Should OK Dollar be granted a licence, it will have to make some significant changes to the terms and conditions of service currently available only in English on its website.
The terms and conditions relieve OK Dollar of many of the responsibilities that the mobile financial services regulation imposes on licensed operations.
For example, OK Dollar reserves the right to discontinue its service, terminate accounts and retain the balance “if there are discrepancies or inaccuracies in any information or documentation provided to them”. Deposits must also be used within 185 days or “may be forfeited at our discretion”. Similarly, it “reserve[s] the right to suspend or discontinue the OK Dollar services at any time, for any reason or no reason”. However, under the MFS regulation, providers “shall, upon request by a MFS account holder, redeem, at any time and at par value, the money held in the MFS account”.
OK Dollar distances itself from the actions of its merchants and agents. The terms and conditions stipulate that users “assume any loss or liability” resulting from a reload or attempted reload, or withdrawal or attempted withdrawal. It also states that it is “not responsible for any acts or omissions of any third party including merchants, advance merchants, agents or any financial institutions” that use OK Dollar services.
But under section 9(a)(3) of the MFS regulation, a provider “is legally responsible for the actions of its agent to the extent that they relate to the conducting of MFS transactions and matters connected therewith”. Section 20, meanwhile, states that a provider “shall be responsible for monitoring and supervising the activities of their agents”.
The terms and conditions also exempt OK Dollar from liability for “any breach of privacy or unauthorized access to their customers personal information, transactions or any other customer information”. The MFS regulation states that each provider “and its agents and intermediaries if any, shall ensure privacy and confidentiality of customer information and data”.

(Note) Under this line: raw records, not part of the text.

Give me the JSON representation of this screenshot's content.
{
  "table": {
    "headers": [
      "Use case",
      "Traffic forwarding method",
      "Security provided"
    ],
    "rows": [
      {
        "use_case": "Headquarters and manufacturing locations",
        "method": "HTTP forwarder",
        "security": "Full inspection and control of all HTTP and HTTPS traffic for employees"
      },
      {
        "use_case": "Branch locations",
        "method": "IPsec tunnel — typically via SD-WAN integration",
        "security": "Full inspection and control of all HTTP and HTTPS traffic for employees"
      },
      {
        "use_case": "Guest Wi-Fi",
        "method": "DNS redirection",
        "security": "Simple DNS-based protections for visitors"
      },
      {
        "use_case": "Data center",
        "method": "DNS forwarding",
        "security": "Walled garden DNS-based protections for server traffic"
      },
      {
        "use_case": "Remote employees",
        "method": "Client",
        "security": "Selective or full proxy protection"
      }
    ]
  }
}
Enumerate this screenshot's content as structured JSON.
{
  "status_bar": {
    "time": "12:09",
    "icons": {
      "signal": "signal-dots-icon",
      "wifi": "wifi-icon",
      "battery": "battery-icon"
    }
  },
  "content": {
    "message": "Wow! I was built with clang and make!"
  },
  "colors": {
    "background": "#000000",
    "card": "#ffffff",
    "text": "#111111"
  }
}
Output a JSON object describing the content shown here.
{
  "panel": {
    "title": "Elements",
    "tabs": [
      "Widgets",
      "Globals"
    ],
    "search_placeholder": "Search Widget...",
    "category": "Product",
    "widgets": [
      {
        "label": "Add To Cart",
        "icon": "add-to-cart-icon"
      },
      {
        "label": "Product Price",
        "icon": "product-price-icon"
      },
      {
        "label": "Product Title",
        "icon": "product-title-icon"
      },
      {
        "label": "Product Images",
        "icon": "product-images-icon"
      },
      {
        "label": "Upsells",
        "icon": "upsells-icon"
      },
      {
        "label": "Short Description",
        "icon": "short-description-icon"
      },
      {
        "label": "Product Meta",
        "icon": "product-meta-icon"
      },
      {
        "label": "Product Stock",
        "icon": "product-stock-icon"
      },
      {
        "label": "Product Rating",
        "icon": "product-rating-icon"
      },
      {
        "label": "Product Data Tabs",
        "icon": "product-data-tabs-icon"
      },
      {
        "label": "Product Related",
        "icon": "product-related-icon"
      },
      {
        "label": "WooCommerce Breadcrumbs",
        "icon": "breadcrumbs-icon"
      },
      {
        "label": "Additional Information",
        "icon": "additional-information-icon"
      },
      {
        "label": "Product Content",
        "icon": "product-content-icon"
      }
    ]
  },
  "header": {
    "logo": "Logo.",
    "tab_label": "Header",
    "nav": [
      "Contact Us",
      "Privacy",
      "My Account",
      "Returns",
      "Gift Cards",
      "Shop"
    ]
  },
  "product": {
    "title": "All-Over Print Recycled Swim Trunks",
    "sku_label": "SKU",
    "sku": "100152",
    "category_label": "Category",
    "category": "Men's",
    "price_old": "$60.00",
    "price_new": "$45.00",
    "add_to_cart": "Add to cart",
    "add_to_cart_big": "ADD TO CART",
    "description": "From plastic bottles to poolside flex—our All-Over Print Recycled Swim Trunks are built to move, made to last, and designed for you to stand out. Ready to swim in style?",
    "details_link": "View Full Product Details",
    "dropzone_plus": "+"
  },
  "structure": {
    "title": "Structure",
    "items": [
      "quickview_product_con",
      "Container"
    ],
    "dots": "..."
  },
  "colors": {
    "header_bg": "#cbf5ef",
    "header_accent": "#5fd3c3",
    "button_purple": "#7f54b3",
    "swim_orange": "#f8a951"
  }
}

The service also appears to breach transaction limits. Under the MFS, individual account holders can deposit up to K1 million and transfer up to K200,000 a day and K5 million a month.
However, OK Dollar allows individual customers to transfer up to K500,000 in a single transaction, and K1 million over three transactions.
The mobile financial services regulation also requires all customer deposits to be held at an approved commercial bank. Any interest derived from these deposits “shall be declared to the Central Bank on an annual basis and be utilised for the benefit of customers as approved by the Central Bank”.
TOP PHOTO: Theint Mon Soe aka J | Frontier